Excessive hairstyling or hairstyles that pull your hair tight, such as pigtails or cornrows, can cause a kind of loss of hair called traction alopecia. Hot-oil hair treatments and permanents likewise can trigger hair to fall out. If scarring takes place, hair loss could be irreversible.
Hair Falling Out? This Might Be Why
You might be experiencing telogen effluvium, a typical kind of hair loss that I typically call “& ldquo; shock shedding.
& rdquo; Discover more. Healthy Skin
What is hair loss?
American Academy of Dermatology (AAD) notes that 80 million men and women in America have genetic loss of hair (alopecia).
It can impact just the hair on your scalp or your entire body. Although alopecia is more widespread in older adults, excessive hair loss can take place in children too.
It's regular to lose between 50 and 100 hairs a day. With about 100,000 hairs on your head, that little loss isn't obvious.
New hair normally changes the lost hair, but this doesn't always happen. Loss of hair can develop slowly over years or occur suddenly. Loss of hair can be irreversible or short-lived.
It's difficult to count the quantity of hair lost on a given day. You might be losing more hair than is normal if you discover a large amount of hair in the drain after cleaning your hair or clumps of hair in your brush. You may also notice thinning spots of hair or baldness.
If you notice that you're losing more hair than usual, you must discuss the problem with your medical professional. They can figure out the underlying cause of your hair loss and suggest appropriate treatment strategies.
What triggers loss of hair?
First, your doctor or skin specialist (a doctor who concentrates on skin problems) will attempt to identify the underlying cause of your loss of hair. The most common reason for loss of hair is hereditary male- or female-pattern baldness.
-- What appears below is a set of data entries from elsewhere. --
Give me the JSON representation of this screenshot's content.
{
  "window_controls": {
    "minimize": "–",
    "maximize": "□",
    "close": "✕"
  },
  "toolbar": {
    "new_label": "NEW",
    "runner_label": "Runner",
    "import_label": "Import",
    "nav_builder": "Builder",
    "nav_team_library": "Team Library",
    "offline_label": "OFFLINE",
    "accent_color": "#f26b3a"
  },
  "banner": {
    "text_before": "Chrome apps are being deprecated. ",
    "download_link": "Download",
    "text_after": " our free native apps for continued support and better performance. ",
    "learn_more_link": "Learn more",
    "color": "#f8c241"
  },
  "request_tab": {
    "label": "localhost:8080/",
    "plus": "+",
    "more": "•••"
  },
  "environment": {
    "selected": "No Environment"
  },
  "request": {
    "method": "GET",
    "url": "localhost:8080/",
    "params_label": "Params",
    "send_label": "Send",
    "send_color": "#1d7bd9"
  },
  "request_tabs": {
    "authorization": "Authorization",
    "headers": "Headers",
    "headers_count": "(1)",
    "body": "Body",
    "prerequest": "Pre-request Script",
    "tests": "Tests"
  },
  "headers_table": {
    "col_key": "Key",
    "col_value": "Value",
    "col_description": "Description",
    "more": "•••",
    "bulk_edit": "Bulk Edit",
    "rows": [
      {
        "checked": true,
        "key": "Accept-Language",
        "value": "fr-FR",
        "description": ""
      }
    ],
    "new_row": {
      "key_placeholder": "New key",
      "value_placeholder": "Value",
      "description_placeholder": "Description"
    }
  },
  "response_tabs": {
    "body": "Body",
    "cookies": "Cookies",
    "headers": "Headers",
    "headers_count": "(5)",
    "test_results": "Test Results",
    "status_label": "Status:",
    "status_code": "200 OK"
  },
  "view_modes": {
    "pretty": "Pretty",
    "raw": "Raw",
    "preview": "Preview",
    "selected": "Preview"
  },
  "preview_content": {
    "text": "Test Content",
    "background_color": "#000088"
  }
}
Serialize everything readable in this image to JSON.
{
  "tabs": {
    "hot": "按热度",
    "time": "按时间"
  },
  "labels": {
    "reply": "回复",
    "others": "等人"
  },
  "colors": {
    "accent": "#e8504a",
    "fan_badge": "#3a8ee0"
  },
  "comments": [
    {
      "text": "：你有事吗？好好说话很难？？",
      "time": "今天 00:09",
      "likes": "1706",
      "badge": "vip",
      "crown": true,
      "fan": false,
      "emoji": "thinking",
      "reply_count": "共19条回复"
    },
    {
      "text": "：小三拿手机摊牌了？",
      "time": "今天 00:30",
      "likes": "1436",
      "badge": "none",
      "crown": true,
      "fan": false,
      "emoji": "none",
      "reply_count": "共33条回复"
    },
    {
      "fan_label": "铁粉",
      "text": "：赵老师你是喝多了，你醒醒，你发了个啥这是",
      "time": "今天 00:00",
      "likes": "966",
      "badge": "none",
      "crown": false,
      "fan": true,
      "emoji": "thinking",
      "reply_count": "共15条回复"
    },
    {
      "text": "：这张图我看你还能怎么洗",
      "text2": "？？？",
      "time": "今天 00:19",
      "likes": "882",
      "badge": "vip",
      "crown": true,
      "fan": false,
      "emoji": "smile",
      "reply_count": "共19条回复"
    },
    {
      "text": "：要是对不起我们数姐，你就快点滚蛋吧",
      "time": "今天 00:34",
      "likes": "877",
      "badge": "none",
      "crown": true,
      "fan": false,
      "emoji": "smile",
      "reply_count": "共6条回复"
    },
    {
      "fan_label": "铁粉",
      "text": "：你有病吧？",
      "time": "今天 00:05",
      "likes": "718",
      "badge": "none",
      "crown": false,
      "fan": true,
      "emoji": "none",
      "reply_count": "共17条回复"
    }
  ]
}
If you have a household history of baldness, you might have this kind of loss of hair. Certain sex hormonal agents can trigger genetic hair loss. It may start as early as adolescence.
In many cases, loss of hair might accompany an easy stop in the cycle of hair development. Major health problems, surgical treatments, or traumatic events can activate hair loss. However, your hair will typically start growing back without treatment.
Hormonal changes can trigger short-lived loss of hair. Examples consist of:
discontinuing making use of contraceptive pill menopause Medical conditions that can trigger hair loss include:
thyroid illness alopecia location (an autoimmune illness that attacks hair follicles) scalp infections like ringworm Illness that trigger scarring, such as lichen planus and some kinds of lupus, can lead to permanent hair loss due to the fact that of the scarring.
Loss of hair can likewise be due to medications used to treat:
cancer high blood pressure arthritis anxiety
A physical or emotional shock may activate visible loss of hair. Examples of this kind of shock include:
a death in the family
extreme weight loss
a high fever
Individuals with trichotillomania (hair-pulling condition) have a need to pull out their hair, generally from their head, eyebrows, or eyelashes.
Traction loss of hair can be due to hairstyles that put pressure on the hair follicles by pulling the hair back extremely tightly.
A diet plan doing not have in protein iron, and other nutrients can also cause thinning hair.